» **Task directions**
Search the records below for the string "input", and report each line that contains it.
Supplied material Block Start
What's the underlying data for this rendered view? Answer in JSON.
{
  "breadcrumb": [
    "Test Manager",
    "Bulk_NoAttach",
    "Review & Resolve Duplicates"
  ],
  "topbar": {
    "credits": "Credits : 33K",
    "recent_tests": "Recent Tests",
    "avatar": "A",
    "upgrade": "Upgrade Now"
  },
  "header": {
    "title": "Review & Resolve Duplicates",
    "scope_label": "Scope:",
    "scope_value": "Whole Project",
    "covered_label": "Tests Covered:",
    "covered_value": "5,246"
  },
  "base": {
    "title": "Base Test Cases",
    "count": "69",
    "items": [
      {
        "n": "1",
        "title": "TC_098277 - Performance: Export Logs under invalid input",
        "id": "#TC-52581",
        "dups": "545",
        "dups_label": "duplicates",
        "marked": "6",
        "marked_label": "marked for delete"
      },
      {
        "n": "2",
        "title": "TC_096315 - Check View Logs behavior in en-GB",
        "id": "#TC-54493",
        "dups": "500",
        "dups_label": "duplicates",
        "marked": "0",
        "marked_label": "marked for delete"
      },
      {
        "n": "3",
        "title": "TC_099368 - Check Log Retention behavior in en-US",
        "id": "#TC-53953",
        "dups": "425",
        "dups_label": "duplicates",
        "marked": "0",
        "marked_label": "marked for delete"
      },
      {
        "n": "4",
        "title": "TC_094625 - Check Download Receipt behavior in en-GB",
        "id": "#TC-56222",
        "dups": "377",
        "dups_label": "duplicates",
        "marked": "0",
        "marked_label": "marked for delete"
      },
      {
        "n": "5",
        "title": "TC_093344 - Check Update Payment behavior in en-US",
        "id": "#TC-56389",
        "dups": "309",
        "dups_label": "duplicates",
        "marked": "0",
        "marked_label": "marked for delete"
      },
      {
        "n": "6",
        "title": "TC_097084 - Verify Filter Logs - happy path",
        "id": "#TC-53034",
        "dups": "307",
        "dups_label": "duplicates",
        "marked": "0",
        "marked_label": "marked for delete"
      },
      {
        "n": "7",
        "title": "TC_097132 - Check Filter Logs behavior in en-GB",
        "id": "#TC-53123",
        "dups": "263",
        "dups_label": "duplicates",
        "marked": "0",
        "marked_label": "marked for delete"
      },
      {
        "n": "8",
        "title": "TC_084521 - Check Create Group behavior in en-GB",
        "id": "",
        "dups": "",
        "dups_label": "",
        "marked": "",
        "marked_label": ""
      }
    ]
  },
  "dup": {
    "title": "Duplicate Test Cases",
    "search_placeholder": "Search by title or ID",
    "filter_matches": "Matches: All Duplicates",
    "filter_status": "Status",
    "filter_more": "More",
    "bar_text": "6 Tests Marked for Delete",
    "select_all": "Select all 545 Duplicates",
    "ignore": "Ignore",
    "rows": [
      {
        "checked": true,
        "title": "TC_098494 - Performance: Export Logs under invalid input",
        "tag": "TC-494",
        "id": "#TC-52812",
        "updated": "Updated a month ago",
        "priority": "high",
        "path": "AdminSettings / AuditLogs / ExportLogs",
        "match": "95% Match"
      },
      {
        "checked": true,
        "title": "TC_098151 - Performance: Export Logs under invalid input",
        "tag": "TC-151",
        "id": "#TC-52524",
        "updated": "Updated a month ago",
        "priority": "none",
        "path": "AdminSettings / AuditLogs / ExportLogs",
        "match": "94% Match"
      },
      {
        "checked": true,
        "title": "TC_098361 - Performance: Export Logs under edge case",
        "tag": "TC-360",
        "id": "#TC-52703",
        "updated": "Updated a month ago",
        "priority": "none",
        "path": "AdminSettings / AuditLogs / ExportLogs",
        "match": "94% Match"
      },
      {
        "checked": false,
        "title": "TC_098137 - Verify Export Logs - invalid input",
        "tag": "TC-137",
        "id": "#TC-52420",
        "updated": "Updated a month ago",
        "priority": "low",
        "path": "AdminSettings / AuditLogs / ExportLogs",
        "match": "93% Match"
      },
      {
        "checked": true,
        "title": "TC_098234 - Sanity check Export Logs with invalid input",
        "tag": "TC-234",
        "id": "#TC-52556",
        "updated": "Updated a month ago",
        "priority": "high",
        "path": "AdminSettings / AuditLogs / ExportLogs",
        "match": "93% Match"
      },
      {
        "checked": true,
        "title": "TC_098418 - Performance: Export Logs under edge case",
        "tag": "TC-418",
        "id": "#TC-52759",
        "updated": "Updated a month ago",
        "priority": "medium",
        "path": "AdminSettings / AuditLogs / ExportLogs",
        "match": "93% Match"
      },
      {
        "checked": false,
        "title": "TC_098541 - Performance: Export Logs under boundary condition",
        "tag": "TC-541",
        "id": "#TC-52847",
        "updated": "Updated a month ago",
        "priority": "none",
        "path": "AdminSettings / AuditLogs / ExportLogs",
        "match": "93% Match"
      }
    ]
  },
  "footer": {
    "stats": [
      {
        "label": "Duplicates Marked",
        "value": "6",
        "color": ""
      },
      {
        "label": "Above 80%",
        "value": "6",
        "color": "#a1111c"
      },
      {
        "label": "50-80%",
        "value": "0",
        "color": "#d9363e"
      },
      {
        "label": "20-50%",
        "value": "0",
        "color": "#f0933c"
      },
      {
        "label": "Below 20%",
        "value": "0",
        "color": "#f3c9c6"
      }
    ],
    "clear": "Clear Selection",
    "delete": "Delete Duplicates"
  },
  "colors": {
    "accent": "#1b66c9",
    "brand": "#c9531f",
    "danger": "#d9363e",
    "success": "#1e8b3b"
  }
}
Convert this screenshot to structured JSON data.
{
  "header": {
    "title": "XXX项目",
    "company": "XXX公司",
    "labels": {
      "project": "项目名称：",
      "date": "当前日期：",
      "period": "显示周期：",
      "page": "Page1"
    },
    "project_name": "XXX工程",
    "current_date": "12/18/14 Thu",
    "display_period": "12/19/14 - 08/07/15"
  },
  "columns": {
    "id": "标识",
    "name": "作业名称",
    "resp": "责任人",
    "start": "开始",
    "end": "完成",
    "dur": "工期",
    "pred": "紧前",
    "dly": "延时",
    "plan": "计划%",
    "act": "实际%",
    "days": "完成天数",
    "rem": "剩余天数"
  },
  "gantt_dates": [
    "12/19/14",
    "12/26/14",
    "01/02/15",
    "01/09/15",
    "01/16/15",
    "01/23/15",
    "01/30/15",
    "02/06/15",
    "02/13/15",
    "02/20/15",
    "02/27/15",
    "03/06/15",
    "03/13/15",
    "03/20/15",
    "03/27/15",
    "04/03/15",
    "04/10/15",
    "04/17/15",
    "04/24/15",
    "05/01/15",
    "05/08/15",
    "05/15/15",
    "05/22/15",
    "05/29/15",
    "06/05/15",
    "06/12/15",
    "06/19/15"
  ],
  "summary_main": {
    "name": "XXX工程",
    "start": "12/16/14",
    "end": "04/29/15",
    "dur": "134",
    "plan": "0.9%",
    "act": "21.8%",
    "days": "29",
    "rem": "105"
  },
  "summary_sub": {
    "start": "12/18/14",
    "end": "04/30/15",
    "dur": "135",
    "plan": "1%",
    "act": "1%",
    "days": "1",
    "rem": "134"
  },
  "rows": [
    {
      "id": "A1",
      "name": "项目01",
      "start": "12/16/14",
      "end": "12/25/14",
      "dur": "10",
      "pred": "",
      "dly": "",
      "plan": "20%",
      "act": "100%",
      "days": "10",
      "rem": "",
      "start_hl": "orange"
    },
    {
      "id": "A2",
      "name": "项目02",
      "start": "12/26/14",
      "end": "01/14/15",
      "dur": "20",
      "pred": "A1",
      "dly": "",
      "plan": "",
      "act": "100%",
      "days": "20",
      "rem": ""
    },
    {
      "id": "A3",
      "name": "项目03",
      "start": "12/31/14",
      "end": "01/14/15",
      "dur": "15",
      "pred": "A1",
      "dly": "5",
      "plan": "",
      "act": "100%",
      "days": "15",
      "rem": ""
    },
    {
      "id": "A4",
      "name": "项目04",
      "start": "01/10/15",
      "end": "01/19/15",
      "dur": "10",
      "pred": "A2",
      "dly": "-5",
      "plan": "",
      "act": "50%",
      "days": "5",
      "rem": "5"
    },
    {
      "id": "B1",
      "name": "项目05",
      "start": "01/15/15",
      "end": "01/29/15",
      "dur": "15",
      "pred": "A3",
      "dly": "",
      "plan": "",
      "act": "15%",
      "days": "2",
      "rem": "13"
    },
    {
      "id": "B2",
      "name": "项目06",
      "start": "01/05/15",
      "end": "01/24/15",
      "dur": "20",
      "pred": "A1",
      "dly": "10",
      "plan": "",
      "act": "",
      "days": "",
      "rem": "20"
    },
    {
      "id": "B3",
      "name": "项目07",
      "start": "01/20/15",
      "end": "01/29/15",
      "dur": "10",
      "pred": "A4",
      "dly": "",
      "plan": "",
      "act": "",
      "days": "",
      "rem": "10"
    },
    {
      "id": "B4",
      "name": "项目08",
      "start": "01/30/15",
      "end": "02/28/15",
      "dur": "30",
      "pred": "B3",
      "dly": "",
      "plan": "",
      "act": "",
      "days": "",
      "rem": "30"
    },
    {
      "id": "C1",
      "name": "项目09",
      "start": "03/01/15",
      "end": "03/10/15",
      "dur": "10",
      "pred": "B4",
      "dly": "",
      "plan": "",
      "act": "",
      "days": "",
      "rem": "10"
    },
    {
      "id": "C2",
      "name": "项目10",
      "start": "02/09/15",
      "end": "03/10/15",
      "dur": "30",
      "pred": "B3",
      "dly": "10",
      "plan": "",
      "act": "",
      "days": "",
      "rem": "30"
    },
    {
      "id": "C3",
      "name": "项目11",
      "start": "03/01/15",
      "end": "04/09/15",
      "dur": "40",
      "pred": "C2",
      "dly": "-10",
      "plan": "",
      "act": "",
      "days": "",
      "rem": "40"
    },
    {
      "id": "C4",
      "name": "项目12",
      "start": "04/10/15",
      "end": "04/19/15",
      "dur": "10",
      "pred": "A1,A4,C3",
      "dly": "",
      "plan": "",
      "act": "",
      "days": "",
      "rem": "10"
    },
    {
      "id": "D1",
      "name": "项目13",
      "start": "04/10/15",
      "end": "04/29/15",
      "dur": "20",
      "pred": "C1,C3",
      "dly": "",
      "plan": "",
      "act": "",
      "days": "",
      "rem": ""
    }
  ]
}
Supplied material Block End
» **Reply to the exercise**
        "title": "TC_098277 - Performance: Export Logs under invalid input",
        "title": "TC_098494 - Performance: Export Logs under invalid input",
        "title": "TC_098151 - Performance: Export Logs under invalid input",
        "title": "TC_098137 - Verify Export Logs - invalid input",
        "title": "TC_098234 - Sanity check Export Logs with invalid input",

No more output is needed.